Our homework was to meditate each day in order to practice what we learned that week. Of course, it was not always easy to find the time. There were many tempting distractions to deal with every single day, but I stuck with it and slowly began to feel the changes. If I didn't meditate one day, I felt like I was missing something. Over time I became creative with the practice. I tried meditating in the park during lunch my breaks, while sitting on a plane, and walking meditations whenever it was possible.  
 
Every few weeks we would be asked to lead a group of our peers in teaching a meditation and provide each other constructive feedback. Initially a nerve-racking experience, this quickly became one of my favorite aspects of the course. 
 
The training went by so quickly that before I knew it the twelve weeks were over. I look back now and am amazed at how many unanticipated changes took place in that brief period of time. Before the training, I didn't think that I could teach at all, much less teach meditation, but the positive experience of teaching my peers combined with my teachers’ support gave me the confidence to believe that I could. 

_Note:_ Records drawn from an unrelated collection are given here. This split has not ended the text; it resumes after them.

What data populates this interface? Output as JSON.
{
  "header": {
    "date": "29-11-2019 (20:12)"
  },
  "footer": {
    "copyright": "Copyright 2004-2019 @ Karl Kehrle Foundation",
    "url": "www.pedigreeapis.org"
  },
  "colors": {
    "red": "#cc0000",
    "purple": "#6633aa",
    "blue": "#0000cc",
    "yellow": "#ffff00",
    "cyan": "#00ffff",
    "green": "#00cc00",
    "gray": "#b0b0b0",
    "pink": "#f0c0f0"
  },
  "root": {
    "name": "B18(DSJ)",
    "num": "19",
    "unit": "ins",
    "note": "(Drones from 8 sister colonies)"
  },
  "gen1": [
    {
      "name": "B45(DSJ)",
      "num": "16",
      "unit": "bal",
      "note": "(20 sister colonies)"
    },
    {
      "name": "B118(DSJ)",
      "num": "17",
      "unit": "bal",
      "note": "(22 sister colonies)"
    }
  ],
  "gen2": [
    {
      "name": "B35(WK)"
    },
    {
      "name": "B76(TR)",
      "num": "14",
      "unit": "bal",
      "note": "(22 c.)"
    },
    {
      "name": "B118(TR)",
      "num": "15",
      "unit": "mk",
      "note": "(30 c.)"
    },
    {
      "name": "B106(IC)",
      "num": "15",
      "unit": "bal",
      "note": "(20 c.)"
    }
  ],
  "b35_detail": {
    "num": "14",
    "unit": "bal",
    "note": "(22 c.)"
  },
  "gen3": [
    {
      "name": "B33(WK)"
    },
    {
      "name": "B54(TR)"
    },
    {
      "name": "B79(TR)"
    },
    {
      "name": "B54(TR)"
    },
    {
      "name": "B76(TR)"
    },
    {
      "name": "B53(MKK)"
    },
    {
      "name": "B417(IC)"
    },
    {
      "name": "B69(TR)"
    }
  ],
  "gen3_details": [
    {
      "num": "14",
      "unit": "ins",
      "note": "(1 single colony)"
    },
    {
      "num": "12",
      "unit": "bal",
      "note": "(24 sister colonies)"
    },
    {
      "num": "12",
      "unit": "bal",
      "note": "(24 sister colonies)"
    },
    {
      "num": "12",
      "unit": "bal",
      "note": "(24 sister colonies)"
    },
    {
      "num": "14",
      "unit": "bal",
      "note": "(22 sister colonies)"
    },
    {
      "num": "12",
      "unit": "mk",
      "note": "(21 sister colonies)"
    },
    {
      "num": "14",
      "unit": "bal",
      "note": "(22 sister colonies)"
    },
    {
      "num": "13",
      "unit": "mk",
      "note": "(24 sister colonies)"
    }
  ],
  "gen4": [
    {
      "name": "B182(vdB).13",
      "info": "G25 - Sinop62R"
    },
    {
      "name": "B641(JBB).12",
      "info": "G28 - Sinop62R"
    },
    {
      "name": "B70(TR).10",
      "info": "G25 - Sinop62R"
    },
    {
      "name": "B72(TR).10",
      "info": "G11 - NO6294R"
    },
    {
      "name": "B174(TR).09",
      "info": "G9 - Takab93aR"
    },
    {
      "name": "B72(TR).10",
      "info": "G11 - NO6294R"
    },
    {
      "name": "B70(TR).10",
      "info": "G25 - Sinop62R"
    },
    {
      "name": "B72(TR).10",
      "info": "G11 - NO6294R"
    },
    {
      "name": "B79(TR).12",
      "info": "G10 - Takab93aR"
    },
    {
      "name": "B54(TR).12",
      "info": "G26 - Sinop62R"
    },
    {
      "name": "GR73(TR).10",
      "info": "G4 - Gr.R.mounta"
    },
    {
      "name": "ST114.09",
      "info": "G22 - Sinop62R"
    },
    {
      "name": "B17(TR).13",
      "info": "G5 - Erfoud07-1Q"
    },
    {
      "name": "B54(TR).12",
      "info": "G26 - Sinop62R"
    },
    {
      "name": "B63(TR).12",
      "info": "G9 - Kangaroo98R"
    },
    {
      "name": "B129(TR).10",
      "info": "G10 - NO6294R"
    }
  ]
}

The bigger change was even more unexpected. As an introvert, I had always struggled with faking extroversion in order to fit in. The mindfulness training helped me to become aware of this struggle between my authentic self and the image I wanted to project to others. And the loving kindness practice we learned continues to help me be more accepting of myself the way I am.
 
I remember Dr. Loizzo saying during our last class, "The world will be a better place if there were more people meditating and teaching others how to meditate." I couldn't agree more. For me, the teacher training was a critical step on my path towards mindfulness and compassion. As I continue my practice and begin to teach, I firmly believe that the tools I have been given will continue to support me and the communities that I live and work in.